Given the roughly 200,000 businesses operating in New York City, this law is poised to have a significant impact, yet despite the availability of recently published proposed regulations, its broad scope leaves many open questions.  It also remains unclear whether long-standing computer-based analyses derived from traditional testing validation strategies are covered by the law, or whether passive evaluation tools, such as recommendation engines used by employment firms, could fall within the scope of the law.

Looking Ahead

Businesses will no doubt continue to feel pressure to use AI and other tools to process employment applications efficiently, and other states and localities are likely to issue their own laws and regulations. In this complicated and evolving landscape, employers should proceed with caution to avoid potentially violating both existing anti-discrimination obligations and new rules targeted at these tools. 

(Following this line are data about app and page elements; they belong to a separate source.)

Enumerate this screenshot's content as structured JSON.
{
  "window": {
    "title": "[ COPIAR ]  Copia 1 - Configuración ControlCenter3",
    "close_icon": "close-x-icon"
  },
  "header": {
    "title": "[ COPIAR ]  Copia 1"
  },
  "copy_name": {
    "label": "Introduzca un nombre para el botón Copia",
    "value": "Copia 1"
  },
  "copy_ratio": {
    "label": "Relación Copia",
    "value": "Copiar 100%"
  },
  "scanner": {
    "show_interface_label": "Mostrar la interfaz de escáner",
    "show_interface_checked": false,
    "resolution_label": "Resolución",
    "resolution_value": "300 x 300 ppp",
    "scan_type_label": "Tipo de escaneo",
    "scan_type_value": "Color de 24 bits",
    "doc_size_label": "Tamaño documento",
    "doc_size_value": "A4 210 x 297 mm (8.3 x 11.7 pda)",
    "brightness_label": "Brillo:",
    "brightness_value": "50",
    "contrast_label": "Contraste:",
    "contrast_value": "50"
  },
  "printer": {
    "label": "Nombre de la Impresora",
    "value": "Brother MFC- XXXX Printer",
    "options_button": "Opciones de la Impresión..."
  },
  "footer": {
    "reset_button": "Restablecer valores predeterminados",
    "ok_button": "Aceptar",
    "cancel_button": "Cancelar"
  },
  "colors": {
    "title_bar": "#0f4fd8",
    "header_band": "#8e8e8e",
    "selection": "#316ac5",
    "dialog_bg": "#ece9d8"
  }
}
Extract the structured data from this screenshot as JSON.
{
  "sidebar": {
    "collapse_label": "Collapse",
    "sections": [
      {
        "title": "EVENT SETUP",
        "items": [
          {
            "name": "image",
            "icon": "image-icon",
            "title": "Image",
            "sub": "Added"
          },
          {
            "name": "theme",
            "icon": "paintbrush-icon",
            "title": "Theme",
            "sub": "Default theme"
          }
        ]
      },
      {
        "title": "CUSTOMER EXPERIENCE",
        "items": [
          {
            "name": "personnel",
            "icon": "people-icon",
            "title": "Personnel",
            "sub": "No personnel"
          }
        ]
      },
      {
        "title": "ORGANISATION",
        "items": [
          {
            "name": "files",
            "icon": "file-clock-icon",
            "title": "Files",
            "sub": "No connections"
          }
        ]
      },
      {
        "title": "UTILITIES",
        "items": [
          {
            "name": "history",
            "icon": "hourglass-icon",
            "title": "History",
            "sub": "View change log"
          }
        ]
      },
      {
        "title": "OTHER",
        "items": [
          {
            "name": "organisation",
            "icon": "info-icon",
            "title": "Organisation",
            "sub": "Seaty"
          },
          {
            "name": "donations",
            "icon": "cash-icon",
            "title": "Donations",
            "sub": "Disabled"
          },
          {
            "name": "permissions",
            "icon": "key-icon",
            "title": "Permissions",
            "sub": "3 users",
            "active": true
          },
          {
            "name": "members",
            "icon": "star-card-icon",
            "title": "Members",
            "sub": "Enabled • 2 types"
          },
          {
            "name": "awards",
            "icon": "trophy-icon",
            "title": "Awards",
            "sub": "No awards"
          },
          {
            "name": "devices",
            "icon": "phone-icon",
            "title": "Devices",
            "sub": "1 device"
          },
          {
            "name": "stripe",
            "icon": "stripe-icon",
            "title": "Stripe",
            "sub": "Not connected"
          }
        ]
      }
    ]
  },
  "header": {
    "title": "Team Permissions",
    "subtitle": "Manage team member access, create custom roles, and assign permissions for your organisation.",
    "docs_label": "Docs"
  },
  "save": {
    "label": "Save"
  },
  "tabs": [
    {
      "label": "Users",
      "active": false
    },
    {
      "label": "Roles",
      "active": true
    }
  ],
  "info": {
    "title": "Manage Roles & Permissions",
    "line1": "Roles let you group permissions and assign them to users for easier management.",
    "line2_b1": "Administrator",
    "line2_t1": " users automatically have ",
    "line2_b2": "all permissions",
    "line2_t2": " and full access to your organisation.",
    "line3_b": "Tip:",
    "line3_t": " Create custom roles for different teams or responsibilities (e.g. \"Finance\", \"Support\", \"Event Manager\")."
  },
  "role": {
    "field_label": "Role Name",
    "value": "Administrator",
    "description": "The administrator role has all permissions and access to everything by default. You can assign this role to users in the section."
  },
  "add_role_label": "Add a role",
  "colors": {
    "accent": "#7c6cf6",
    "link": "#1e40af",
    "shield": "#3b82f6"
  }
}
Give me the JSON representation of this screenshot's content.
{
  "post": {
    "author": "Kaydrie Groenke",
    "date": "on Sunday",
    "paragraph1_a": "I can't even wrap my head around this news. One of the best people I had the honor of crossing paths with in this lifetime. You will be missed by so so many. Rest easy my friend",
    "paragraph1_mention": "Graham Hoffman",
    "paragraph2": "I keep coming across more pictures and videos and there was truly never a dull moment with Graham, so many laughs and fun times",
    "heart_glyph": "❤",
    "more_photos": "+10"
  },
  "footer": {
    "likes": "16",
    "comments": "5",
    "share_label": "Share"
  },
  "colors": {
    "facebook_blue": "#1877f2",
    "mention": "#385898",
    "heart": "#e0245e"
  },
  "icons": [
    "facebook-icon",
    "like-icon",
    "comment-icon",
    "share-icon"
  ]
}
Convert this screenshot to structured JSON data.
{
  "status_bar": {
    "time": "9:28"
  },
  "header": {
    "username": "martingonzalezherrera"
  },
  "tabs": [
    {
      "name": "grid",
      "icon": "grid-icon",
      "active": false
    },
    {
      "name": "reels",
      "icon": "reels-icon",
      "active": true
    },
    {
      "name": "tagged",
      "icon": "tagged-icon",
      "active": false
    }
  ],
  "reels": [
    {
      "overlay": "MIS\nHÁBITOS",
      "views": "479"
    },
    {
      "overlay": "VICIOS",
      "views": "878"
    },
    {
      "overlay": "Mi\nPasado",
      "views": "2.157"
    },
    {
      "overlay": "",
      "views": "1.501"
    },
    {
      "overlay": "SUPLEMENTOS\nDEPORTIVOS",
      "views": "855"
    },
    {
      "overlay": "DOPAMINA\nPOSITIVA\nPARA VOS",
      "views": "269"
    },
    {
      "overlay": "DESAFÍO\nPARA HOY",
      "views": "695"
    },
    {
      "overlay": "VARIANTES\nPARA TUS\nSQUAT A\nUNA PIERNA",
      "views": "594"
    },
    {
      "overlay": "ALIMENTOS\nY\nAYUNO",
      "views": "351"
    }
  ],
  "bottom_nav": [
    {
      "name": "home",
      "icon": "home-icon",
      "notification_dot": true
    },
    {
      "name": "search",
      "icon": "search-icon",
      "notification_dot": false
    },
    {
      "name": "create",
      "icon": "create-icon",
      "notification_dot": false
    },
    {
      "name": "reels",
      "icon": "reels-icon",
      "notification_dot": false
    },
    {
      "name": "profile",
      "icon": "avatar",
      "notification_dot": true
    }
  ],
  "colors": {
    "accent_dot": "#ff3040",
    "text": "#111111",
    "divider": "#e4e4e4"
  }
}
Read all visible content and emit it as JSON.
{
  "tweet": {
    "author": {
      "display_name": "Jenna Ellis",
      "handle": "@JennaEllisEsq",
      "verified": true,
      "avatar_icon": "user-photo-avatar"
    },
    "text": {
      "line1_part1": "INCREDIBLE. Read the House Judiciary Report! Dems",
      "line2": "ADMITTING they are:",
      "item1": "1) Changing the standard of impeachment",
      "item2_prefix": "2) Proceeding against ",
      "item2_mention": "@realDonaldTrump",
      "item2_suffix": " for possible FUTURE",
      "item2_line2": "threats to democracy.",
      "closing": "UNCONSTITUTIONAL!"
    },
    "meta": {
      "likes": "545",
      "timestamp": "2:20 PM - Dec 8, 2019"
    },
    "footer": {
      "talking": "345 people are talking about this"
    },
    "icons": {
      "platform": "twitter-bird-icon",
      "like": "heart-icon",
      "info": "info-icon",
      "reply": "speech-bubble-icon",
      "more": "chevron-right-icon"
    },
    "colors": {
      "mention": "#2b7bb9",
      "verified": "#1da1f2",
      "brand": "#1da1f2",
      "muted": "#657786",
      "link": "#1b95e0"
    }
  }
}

“In any instance, we need to be mindful of the technology we are leveraging,” said Paul. “The increasingly competitive nature of the hiring market is such that many organizations have more candidates than they know what to do with, and being strategic in making hiring decisions is key.  But this should not be allowed to result in a failure to consider diversity and fairness in reviewing such candidates.”

Contact Us
  • Worldwide
  • Boston, MA
  • Denver, CO
  • Dublin, Ireland
  • Edwardsville, IL
  • Jefferson City, MO
  • Kansas City, MO
  • Las Vegas, NV
  • London, England
  • Miami, FL
  • New York, NY
  • Philadelphia, PA
  • Princeton, NJ
  • Salt Lake City, UT
  • St. Louis, MO
  • Washington, D.C.
  • Wilmington, DE
Worldwide
abstract image of world map
Boston, MA
800 Boylston St.
30th Floor
Boston, MA 02199
Google Maps
Boston, Massachusetts
Denver, CO
4643 S. Ulster St.
Suite 800
Denver, CO 80237
Google Maps
Denver, Colorado
Dublin, Ireland
Fitzwilliam Hall, Fitzwilliam Place
Dublin 2, Ireland
Google Maps
Edwardsville, IL
115 N. Second St.
Edwardsville, IL 62025
Google Maps
Edwardsville, Illinois
Jefferson City, MO
101 E. High St.
First Floor
Jefferson City, MO 65101
Google Maps
Jefferson City, Missouri
Kansas City, MO
2345 Grand Blvd.
Suite 1500
Kansas City, MO 64108
Google Maps
Kansas City, Missouri
Las Vegas, NV
1980 Festival Plaza Drive, Suite 750
One Summerlin
Las Vegas, NV 89135
Google Maps
Las Vegas, Nevada
London, England
Royal College of Surgeons of England
38-43 Lincoln’s Inn Fields
London, WC2A 3PE
Google Maps
Miami, FL
355 Alhambra Circle
Suite 1250
Coral Gables, FL 33134
Google Maps
Photo of Miami, Florida
New York, NY
7 Times Square, 44th Floor
New York, NY 10036
Google Maps
New York City skyline
Philadelphia, PA
2005 Market Street
29th Floor, One Commerce Square
Philadelphia, PA 19103
Google Maps
Philadelphia, Pennsylvania
Princeton, NJ
100 Overlook Center
Second Floor
Princeton, NJ 08540
Google Maps
Princeton, New Jersey
Salt Lake City, UT
222 South Main St.
Suite 1830
Salt Lake City, UT 84101
Google Maps
Salt Lake City, Utah
St. Louis, MO
7700 Forsyth Blvd.
Suite 1800
St. Louis, MO 63105
Google Maps
St. Louis, Missouri
Washington, D.C.
1050 Connecticut Avenue NW
Suite 500
Washington, DC 20036
Google Maps
Photo of Washington, D.C. with the Capitol in the foreground and Washington Monument in the background.
Wilmington, DE
1007 North Market Street
Wilmington, DE 19801
Google Maps
Wilmington, Delaware